Between December 1, 1914 when it opened as a hospital until its closure as an Indian hospital in February 15, 1916 a total of 4,306 Indian patients had been admitted to the Royal Pavilion hospital.  Many of the most seriously wounded soldiers died either in France or during the long journey to the Brighton hospitals that involved transport by ambulance, train and ship. Of those that survived the journey to Brighton, 74 Indian soldiers would die there.
A wounded Sikh to his father, [Gurmukhi]
Brighton Hospital, January 18, 1915
Tell my mother not to go wandering madly because her son, my brother, is dead. To be born and to die is God's order. Some day we must die, sooner or later, and if I die here, who will remember me? It is a fine thing to die far from home. A saint said this, and, as he was a good man, it must be true. 
The deaths of these brave warriors at the hospitals of Brighton for the King and the British Empire are recorded and their ultimate sacrifices will never be forgotten.
Breakdown of Casualties 
Total cremated on the Downs at Patcham (site of the Chattri Memorial) 53
Total buried at Woking (Muslim Burial Ground & Brookwood) 21
Total deaths 74
Royal Pavilion Hospital
18 deaths - 10 cremated at Patcham; 8 buried at Woking.
36 deaths - 25 cremated at Patcham; 11 buried at Woking.
York Place Hospital

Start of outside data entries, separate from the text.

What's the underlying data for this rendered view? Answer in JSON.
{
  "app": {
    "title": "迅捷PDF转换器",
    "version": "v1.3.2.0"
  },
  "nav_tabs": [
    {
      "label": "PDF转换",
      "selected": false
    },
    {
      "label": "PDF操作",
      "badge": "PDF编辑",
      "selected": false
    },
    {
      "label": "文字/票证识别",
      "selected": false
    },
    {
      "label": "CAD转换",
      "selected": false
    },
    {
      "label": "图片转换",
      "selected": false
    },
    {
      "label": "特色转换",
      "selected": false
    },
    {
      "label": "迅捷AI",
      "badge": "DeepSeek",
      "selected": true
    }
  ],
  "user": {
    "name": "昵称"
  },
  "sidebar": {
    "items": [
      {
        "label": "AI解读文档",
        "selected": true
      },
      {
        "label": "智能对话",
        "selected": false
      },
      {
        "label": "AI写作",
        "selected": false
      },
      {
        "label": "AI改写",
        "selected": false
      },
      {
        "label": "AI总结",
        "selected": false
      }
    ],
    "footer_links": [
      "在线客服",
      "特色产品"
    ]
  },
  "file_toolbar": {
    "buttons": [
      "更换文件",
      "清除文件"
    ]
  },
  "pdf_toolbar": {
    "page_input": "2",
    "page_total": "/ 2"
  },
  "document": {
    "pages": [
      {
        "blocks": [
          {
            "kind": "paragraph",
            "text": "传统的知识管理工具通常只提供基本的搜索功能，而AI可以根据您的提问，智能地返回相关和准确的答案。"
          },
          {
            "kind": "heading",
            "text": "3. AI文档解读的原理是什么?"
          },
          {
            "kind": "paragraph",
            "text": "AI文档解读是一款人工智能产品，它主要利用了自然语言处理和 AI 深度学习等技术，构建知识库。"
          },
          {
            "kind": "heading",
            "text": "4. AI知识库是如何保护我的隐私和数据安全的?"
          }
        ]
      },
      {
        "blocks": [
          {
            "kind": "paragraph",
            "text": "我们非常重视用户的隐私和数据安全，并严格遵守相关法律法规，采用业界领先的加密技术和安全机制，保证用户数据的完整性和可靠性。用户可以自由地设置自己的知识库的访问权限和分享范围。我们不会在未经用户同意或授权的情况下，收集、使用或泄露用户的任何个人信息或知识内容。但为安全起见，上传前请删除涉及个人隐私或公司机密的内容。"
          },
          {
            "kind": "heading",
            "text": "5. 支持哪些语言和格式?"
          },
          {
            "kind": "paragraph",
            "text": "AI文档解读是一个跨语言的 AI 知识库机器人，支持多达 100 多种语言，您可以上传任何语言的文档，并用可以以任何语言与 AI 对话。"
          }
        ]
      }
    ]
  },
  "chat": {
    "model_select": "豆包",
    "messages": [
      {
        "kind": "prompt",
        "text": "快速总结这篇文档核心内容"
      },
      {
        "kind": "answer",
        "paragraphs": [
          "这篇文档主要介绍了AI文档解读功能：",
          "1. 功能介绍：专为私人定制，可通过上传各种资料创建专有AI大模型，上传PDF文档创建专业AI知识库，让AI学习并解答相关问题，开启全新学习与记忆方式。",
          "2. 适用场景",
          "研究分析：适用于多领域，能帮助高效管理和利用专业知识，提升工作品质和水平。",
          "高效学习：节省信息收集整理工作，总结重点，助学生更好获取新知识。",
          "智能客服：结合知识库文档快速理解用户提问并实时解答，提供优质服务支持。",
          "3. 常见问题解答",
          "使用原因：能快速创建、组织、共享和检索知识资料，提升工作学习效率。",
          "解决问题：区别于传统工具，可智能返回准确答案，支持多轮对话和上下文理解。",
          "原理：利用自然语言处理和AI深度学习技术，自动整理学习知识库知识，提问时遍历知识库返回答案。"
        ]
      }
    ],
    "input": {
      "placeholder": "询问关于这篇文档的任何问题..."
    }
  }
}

20 deaths - 18 cremated at Patcham; two buried at Woking.
1. Timothy Carder, The Encyclopedia of Brighton (East Sussex County Libraries, 1990) 161
2. David Omissi, Indian Voices of the Great War, Soldiers’ Letters, 1914-1918 (St. Martin’s Press, Inc., 1999)
3. Tom Donovan, The Chattri, Durbar, Journal of the Indian Military Historical Society (Summer 2009, Volume 26, No. 2, UK) 61